Stored items from a collection

________

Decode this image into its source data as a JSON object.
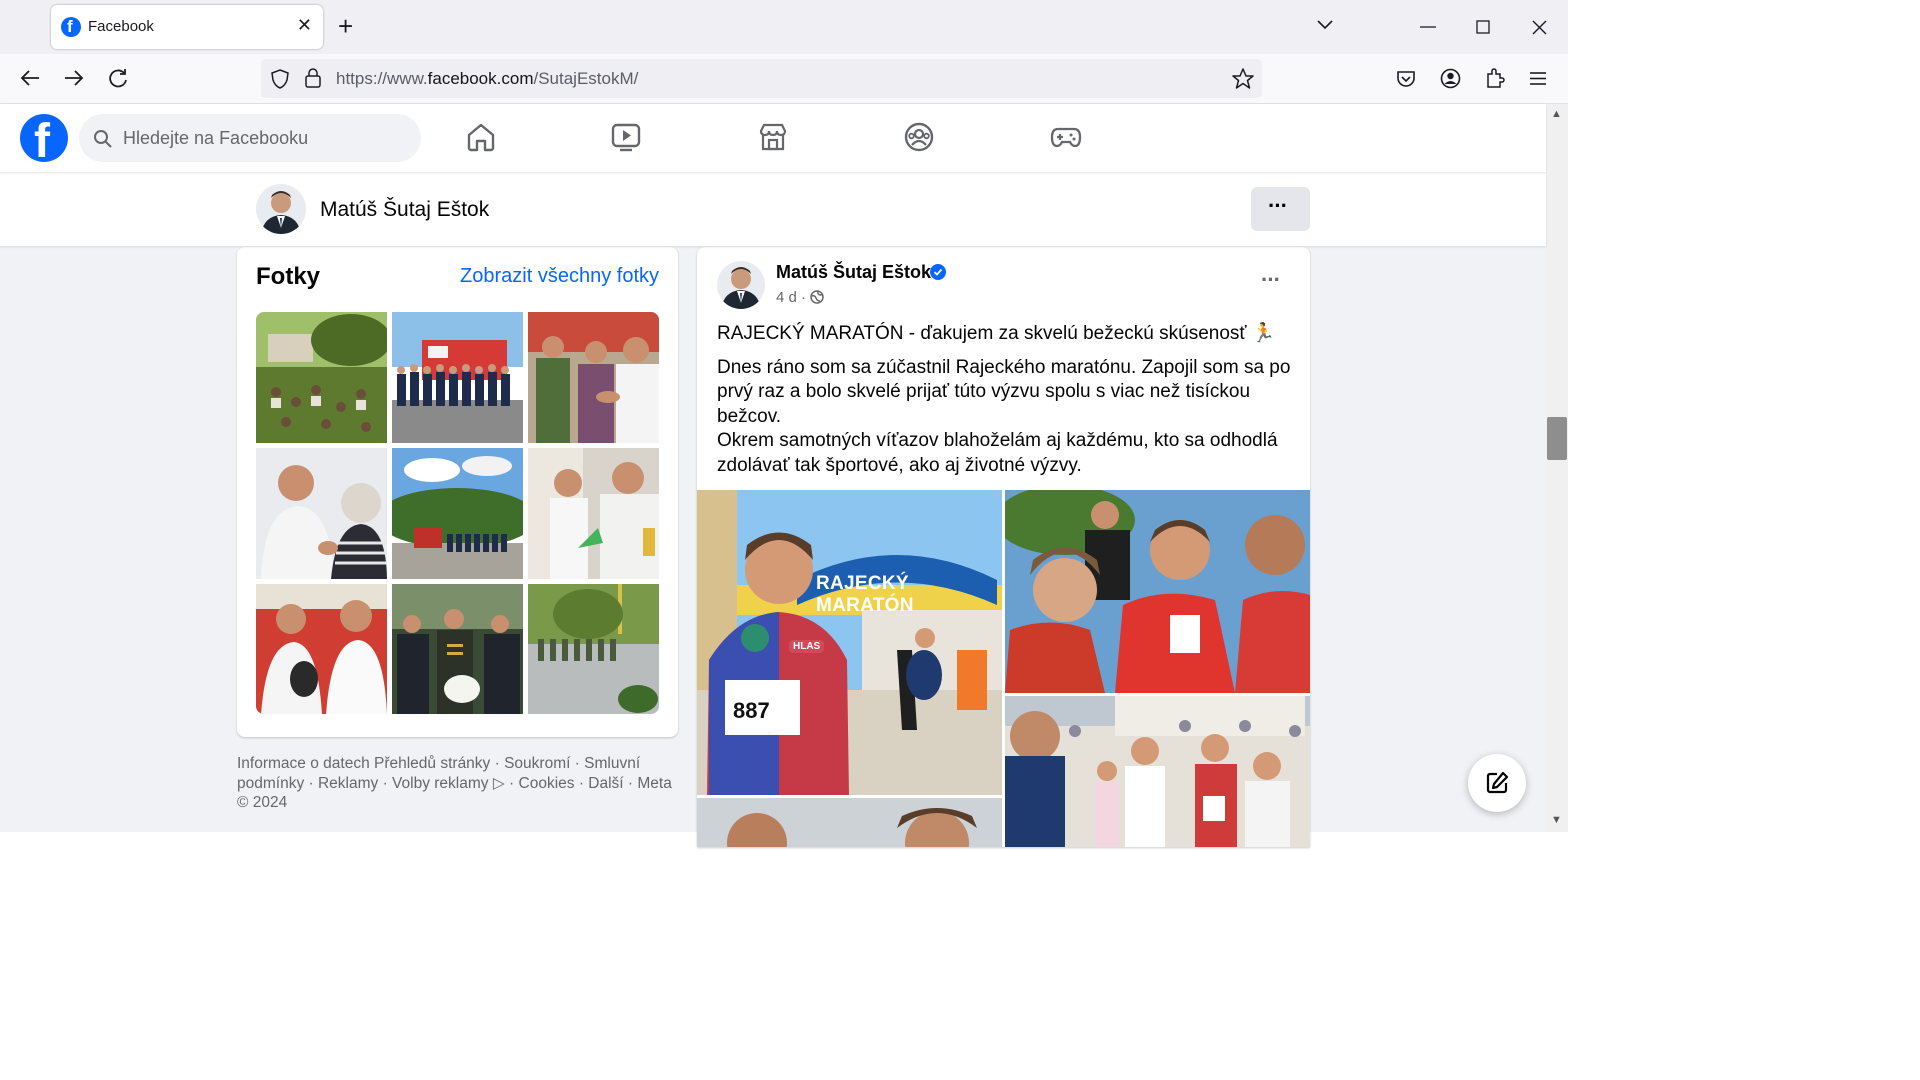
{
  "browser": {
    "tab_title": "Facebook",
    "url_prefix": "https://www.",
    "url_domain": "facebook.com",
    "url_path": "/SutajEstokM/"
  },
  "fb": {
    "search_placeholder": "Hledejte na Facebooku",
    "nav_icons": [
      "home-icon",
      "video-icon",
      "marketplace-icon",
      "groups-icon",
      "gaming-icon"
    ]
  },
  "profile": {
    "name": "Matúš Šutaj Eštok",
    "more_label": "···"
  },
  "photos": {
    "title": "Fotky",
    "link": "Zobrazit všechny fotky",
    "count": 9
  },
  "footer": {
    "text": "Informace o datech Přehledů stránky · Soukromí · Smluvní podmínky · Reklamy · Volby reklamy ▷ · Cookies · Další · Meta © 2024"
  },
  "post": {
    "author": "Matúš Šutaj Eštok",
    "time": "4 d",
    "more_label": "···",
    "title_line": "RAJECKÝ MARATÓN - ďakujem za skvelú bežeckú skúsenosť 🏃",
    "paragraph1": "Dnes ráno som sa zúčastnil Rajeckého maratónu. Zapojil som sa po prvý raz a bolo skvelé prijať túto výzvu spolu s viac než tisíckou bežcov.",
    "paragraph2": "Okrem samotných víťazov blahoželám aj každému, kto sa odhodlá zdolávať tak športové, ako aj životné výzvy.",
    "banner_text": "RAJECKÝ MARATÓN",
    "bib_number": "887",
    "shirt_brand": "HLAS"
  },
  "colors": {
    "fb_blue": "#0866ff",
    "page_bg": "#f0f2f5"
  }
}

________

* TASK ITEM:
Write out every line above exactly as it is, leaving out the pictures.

* RESPONSE AREA:
Decode this image into its source data as a JSON object.
{
  "browser": {
    "tab_title": "Facebook",
    "url_prefix": "https://www.",
    "url_domain": "facebook.com",
    "url_path": "/SutajEstokM/"
  },
  "fb": {
    "search_placeholder": "Hledejte na Facebooku",
    "nav_icons": [
      "home-icon",
      "video-icon",
      "marketplace-icon",
      "groups-icon",
      "gaming-icon"
    ]
  },
  "profile": {
    "name": "Matúš Šutaj Eštok",
    "more_label": "···"
  },
  "photos": {
    "title": "Fotky",
    "link": "Zobrazit všechny fotky",
    "count": 9
  },
  "footer": {
    "text": "Informace o datech Přehledů stránky · Soukromí · Smluvní podmínky · Reklamy · Volby reklamy ▷ · Cookies · Další · Meta © 2024"
  },
  "post": {
    "author": "Matúš Šutaj Eštok",
    "time": "4 d",
    "more_label": "···",
    "title_line": "RAJECKÝ MARATÓN - ďakujem za skvelú bežeckú skúsenosť 🏃",
    "paragraph1": "Dnes ráno som sa zúčastnil Rajeckého maratónu. Zapojil som sa po prvý raz a bolo skvelé prijať túto výzvu spolu s viac než tisíckou bežcov.",
    "paragraph2": "Okrem samotných víťazov blahoželám aj každému, kto sa odhodlá zdolávať tak športové, ako aj životné výzvy.",
    "banner_text": "RAJECKÝ MARATÓN",
    "bib_number": "887",
    "shirt_brand": "HLAS"
  },
  "colors": {
    "fb_blue": "#0866ff",
    "page_bg": "#f0f2f5"
  }
}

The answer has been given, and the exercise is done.